[liff] Broughton Beach, August, 2012

As my friends know, my The Wife™ and myself were not born in Portland. She was born in Ohio but has been living in Oregon since she was 6 months old, though I am a native-born Oregonian, I was born in Silverton (which didn't count for much when I was a kid but seems to matter more and more as the years pass, but that's a digression and will cost me). And my wife is as Oregonian as any native born, and more fond of Portland than I am.

All these thoughts came back to me as I looked over these pictures at Broughton Beach which, as any local knows, is this wonderful broad sand riverbank along the Columbia River on the northern edge (where else?) of the city, by the western end of Portland International Airport. And that northern-edgeness brought on another thought, about the Columbia River itself.

 While Portland is famous for being a Columbia River town, it isn't, not really. It's a Willamette River town. and for all its stature amongst North America's rivers, and despite the notability that it's the biggest North American river to flow into the Pacific, And that it was the main street of the people of the Chinuk Wawa, it's not exactly the Main Street of the Pacific Northwest, when it comes to where people live. The biggest single city along the Columbia is Portland and, as I said earlier, it actually fonts the Willamette.

Other drainages, the Missouri, the Mississippi, the Ohio, all have remarkable famous cities that front on to them. Not the Columbia, which is an awesome river … but it belongs to small-town Cascadia. Maybe it's the geography, after all, before the dams were built the lower Columbia was much more well known as a river you had to portage rather than sail down (and eventually led to a cutoff that went south, around Mount Hood, and completely away from the river), and the truly clement and fertile weather that the white man came to enjoy were along the Willamette anyway.

I don't think it's a good or bad thing; just a thing, an interesting thing. To the Willamette belongs Cascadia's cities and population - to the Columbia belong the small places, the wide open vistas. The outback.

It simply is.

Another thing a child of the banal Mid-Willamette valley never gets used to are the big boats. During this afternoon, a Tidewater barge sought its way up river. It entranced both of us for a long long time. You just don't see this growing up around Salem, which lost any interesting river traffic when what amounted to Oregon's steamboat era ended. The Willamette at Salem is an adorable thing in comparison to the Columbia (or even the Willamette at Portland), the rivers here in the metro area are this muscular, working thing, always busy.
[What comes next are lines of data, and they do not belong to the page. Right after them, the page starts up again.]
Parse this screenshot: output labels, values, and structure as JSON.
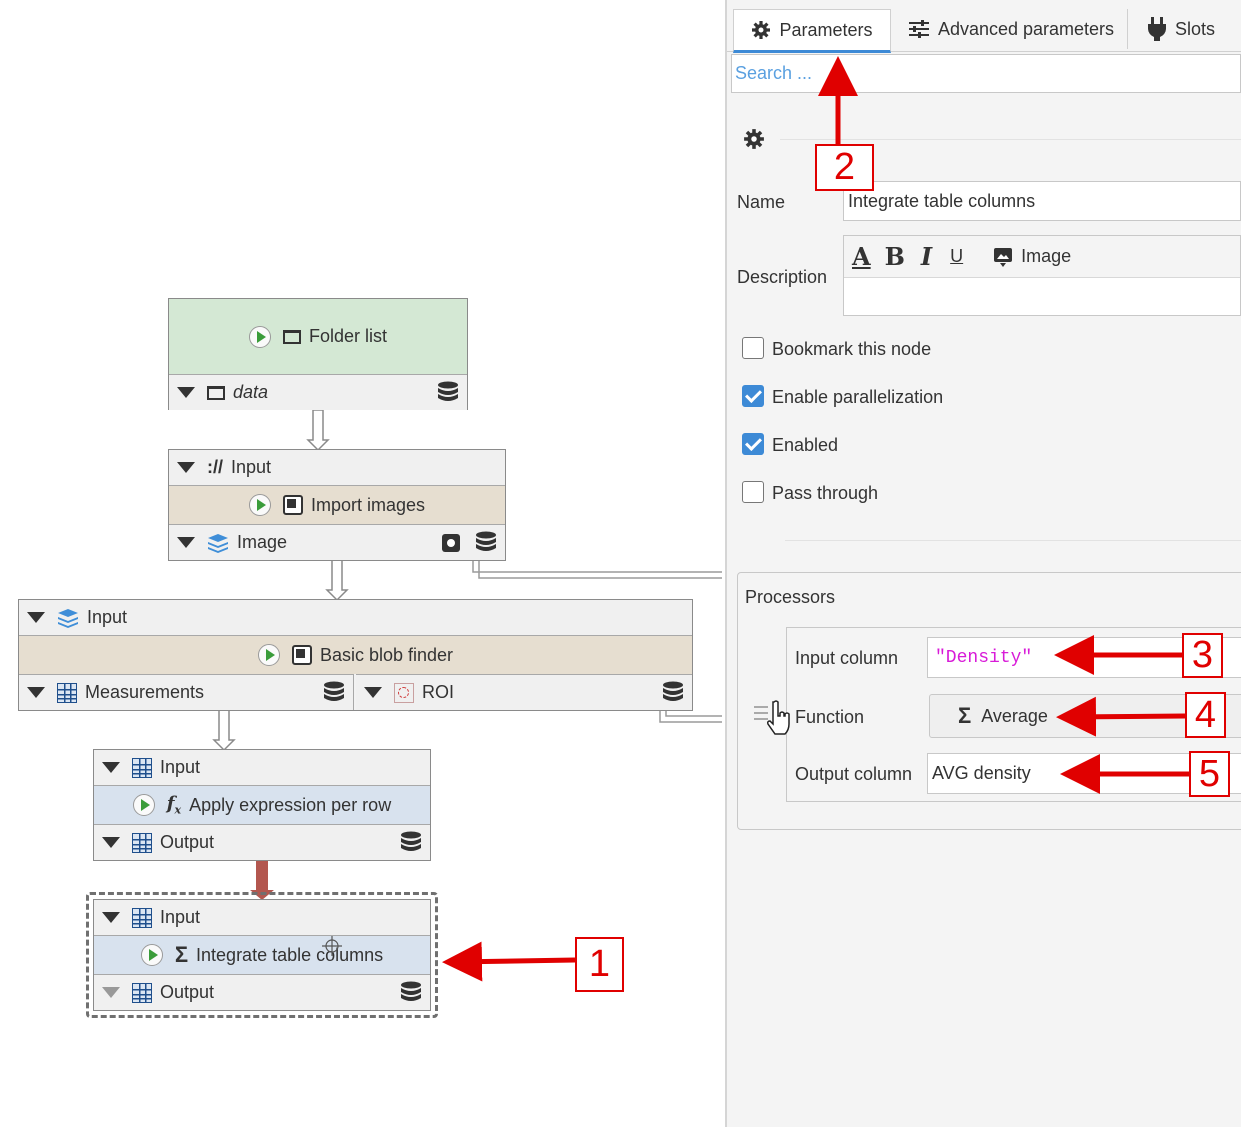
{
  "graph": {
    "folder_list": {
      "title": "Folder list",
      "output_label": "data"
    },
    "import_images": {
      "input_label": "Input",
      "title": "Import images",
      "output_label": "Image"
    },
    "blob_finder": {
      "input_label": "Input",
      "title": "Basic blob finder",
      "output_measurements": "Measurements",
      "output_roi": "ROI"
    },
    "apply_expression": {
      "input_label": "Input",
      "title": "Apply expression per row",
      "output_label": "Output"
    },
    "integrate": {
      "input_label": "Input",
      "title": "Integrate table columns",
      "output_label": "Output"
    },
    "url_icon_text": "://",
    "fx_icon_text": "f",
    "fx_sub": "x",
    "sigma": "Σ",
    "colors": {
      "folder_node": "#d4e8d4",
      "processor_node": "#e6ded0",
      "table_node": "#d8e2ee",
      "selected_border": "#707070",
      "connection": "#b3574f"
    }
  },
  "panel": {
    "tabs": [
      {
        "label": "Parameters",
        "icon": "gear-icon"
      },
      {
        "label": "Advanced parameters",
        "icon": "sliders-icon"
      },
      {
        "label": "Slots",
        "icon": "plug-icon"
      }
    ],
    "search_placeholder": "Search ...",
    "name_label": "Name",
    "name_value": "Integrate table columns",
    "description_label": "Description",
    "toolbar": {
      "font": "A",
      "bold": "B",
      "italic": "I",
      "underline": "U",
      "image": "Image"
    },
    "checkboxes": [
      {
        "label": "Bookmark this node",
        "checked": false
      },
      {
        "label": "Enable parallelization",
        "checked": true
      },
      {
        "label": "Enabled",
        "checked": true
      },
      {
        "label": "Pass through",
        "checked": false
      }
    ],
    "processors": {
      "title": "Processors",
      "input_column_label": "Input column",
      "input_column_value": "\"Density\"",
      "function_label": "Function",
      "function_value": "Average",
      "output_column_label": "Output column",
      "output_column_value": "AVG density"
    },
    "accent_color": "#3d8ad6",
    "expression_color": "#d81bd8"
  },
  "annotations": {
    "c1": "1",
    "c2": "2",
    "c3": "3",
    "c4": "4",
    "c5": "5",
    "arrow_color": "#e00000"
  }
}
How will you keep 'em down on the farm?

And a sunset is a sunset is a sunset.

 But a sunset on the river like this …

… is a special thing, and makes me glad I'm here.

No comments: